In all this time of talking about apps and app companies, I have up until now refrained from revealing any of my app ideas, due mainly to worrying about my ideas being stolen. Perhaps that worry comes from my experience in biotech where you attempt to patent every idea that can be nailed down. Intellectual property in biotech is a big deal, since it is so hard-won through years of research and a lot of money. A patentable idea can be worth a lot. Since secrecy can be important in validating a patent, companies that worry about patents tend to be fairly tight-lipped.
However, I am finding that in the app business, ideas are a dime a dozen – it’s the execution that counts. Everybody and his brother-in-law has an app idea, but most of the time they don’t act on it. There are plenty of good ideas around, but it takes a serious investment of time and energy to get any single idea off the ground. Therefore, the money in the app business is all in the execution.
To that end, you have to get out of the building and talk to potential customers, as I have alluded to in past blog posts.
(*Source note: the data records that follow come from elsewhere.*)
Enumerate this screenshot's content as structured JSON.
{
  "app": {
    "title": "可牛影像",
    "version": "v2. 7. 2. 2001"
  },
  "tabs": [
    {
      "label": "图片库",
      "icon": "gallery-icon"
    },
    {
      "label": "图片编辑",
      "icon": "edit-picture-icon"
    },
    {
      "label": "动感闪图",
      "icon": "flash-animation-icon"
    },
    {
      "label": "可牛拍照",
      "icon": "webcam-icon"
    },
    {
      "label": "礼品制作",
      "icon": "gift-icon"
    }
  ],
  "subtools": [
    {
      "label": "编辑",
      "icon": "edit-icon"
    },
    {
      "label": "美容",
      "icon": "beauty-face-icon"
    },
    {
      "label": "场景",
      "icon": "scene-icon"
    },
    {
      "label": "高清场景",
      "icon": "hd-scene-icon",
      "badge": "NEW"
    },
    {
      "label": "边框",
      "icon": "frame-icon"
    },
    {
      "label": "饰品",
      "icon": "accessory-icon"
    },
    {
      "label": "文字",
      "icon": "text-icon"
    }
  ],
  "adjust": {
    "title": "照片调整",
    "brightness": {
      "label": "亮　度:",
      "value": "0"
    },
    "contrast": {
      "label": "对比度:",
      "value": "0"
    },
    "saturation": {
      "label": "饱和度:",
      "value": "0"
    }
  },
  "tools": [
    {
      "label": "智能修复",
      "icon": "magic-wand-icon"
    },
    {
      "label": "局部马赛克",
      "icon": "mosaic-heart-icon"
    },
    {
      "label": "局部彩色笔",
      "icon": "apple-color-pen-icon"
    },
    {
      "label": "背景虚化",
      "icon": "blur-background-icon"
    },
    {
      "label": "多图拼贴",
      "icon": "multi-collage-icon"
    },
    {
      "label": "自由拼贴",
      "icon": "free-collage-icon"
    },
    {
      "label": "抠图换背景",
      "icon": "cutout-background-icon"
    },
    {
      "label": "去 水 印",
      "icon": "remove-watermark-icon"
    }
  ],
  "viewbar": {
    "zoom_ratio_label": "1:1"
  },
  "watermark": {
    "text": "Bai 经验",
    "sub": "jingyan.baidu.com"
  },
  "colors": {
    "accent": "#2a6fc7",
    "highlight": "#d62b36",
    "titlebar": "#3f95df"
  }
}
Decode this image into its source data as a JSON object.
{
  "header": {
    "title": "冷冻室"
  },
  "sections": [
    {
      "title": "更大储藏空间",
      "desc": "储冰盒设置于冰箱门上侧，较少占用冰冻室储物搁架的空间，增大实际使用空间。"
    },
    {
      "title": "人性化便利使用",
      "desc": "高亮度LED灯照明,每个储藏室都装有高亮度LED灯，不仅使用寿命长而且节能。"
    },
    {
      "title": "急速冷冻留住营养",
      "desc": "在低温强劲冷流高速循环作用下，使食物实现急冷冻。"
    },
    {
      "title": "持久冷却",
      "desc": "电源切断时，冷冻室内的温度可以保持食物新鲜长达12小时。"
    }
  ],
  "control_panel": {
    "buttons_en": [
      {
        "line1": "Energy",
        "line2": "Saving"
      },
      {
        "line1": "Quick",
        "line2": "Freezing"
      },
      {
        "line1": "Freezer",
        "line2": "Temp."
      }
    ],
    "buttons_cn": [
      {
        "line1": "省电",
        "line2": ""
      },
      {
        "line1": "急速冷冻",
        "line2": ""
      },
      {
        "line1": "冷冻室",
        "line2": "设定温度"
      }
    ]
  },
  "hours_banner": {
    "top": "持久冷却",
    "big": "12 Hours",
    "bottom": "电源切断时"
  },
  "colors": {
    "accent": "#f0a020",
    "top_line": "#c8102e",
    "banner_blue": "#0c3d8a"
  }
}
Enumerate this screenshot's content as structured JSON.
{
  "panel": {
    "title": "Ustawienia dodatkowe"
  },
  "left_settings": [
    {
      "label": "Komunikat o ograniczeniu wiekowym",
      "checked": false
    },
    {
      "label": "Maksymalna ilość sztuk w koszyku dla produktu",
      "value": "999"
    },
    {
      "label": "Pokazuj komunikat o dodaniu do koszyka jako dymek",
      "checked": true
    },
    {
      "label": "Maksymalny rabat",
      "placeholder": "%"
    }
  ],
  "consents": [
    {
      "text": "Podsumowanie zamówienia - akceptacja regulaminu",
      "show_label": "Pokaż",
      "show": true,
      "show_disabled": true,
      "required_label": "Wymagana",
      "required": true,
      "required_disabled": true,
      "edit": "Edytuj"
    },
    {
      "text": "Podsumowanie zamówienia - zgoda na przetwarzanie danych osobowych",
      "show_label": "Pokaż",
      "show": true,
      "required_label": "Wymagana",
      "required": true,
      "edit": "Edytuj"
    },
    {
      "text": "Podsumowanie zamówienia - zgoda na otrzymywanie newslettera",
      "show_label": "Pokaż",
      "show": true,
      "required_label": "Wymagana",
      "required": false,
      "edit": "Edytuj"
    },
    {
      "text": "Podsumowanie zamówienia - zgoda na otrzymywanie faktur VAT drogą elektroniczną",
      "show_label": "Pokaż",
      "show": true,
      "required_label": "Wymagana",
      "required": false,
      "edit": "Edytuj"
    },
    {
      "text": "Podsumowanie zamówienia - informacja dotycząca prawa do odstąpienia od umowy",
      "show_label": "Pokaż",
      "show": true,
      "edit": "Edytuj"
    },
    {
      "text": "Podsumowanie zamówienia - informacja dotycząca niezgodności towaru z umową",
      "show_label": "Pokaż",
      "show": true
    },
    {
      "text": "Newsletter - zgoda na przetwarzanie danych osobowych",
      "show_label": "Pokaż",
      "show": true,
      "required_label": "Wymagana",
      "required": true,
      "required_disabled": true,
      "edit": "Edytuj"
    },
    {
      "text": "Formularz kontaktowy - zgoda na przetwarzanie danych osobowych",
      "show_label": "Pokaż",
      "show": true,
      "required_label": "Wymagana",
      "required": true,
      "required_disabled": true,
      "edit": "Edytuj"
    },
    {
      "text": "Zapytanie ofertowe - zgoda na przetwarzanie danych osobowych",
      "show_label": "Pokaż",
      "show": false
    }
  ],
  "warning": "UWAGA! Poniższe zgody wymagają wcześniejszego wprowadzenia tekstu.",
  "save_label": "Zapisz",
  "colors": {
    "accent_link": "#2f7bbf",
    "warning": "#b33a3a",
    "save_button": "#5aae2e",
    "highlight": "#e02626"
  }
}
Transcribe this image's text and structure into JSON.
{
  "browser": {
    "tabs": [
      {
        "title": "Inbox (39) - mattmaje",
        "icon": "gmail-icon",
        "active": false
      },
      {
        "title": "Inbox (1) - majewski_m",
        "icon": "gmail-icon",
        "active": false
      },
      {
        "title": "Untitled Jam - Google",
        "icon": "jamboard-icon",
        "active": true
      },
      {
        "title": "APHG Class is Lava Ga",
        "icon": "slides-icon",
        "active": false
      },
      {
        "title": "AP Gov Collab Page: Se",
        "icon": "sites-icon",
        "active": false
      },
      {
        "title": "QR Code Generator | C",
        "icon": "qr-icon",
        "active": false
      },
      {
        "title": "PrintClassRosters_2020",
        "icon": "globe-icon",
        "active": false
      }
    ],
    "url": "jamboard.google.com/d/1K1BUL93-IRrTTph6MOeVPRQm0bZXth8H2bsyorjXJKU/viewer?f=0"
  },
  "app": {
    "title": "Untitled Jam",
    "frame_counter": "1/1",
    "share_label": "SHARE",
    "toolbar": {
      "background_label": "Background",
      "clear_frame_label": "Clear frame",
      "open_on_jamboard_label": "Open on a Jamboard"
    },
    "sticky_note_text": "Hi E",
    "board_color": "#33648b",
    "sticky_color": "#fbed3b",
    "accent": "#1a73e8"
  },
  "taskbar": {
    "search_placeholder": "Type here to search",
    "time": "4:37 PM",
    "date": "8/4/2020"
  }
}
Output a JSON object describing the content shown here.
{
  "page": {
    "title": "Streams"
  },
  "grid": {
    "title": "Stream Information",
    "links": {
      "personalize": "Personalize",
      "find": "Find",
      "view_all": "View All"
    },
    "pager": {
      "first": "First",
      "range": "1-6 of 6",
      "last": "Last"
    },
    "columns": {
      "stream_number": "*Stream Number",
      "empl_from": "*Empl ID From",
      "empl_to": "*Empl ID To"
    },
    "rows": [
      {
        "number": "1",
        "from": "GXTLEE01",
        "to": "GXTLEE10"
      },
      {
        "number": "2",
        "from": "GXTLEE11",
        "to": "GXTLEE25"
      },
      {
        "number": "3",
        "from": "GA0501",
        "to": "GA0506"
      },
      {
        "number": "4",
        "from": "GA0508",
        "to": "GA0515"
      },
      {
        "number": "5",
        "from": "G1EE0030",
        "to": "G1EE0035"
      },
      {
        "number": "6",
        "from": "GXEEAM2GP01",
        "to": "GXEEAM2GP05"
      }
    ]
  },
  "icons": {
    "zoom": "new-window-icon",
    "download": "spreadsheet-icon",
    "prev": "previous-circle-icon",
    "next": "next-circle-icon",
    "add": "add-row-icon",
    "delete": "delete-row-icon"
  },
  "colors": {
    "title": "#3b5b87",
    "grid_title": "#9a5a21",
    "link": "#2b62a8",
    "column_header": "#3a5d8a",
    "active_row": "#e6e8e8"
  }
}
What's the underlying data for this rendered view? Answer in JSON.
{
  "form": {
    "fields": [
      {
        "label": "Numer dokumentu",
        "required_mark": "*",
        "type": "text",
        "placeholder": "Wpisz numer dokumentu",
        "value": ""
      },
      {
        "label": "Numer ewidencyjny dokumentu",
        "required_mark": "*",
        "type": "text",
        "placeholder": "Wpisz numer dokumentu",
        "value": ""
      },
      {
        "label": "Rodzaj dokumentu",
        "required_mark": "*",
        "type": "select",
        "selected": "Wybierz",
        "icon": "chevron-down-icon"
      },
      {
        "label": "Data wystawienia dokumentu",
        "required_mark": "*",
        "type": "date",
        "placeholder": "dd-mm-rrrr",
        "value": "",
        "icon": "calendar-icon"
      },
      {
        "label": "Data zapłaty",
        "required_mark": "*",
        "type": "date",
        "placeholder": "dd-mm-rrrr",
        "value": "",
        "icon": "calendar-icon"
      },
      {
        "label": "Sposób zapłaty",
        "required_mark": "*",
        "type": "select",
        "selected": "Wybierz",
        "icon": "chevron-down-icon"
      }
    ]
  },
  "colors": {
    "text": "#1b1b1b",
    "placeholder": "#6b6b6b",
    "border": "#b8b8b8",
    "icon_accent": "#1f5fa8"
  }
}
Recently, however, I’ve been feeling more and more hampered by the secrecy on this blog. It makes no sense. Secrecy is necessary for patents, but there is little to patent in software. I need openness, since I need to recruit everybody I can get to help in my venture. My idea may and may not be any good to begin with, and the only way to find out is to tell everybody I know and see what they say. I’ve been talking to potential customers about my idea, so why, if I am talking to them, am I not opening up my idea on this blog?
Well, no more.
So, in a word, what I want to do is:
That’s right, the hobby of putting your photos onto paper and embellishing the images with decorative elements. You are possibly already familiar with paper scrapbooking since it’s quite popular and you may well know people, mostly women, who do it. What I am proposing to do is digital scrapbooking. Instead of cutting up paper or ribbons to decorate your photo pages, you do it on your computer or tablet device using digital photos on virtual paper.
Why do digital scrapbooking? It began with my interest in the iPhone and the possibilities for the iPhone camera. When I first I started down this road, the camera clearly had potential, but what to do with the photos once you had them? One answer to that question was to allow users to create retro-looking images, like Hipstamatic and other apps. Another was social networking and sharing of images with other people, like with Instagram. The application I thought of was digital scrapbooking. Initially scrapbooking was non-existent on the iPhone, though a few reasonable apps were eventually developed, such as Coolibah and Tap’N’Scrap. Even so, there was room for improvement.
Then came the iPad and I realized that my idea had been all wrong; or rather, I was interested in creating for the wrong device. The iPhone is a little small for serious scrapbooking, but the iPad is a terrific device. Light-weight enough to be carried around, but a large enough screen to be satisfying when manipulating images. I would develop for the iPad!
So there you are. My thinking on this project has changed focus somewhat as I have included Android tablets and desktop computers as part of my plan (outlined in this blog in the past), but I remain committed to bringing an improved digital scrapbooking experience to mobile devices. Whether I can produce an app that people will pay for is an open question, but what is certain is that scrapbooking is a multi-billion dollar industry and that the digital portion of it is growing. I intend to be part of it.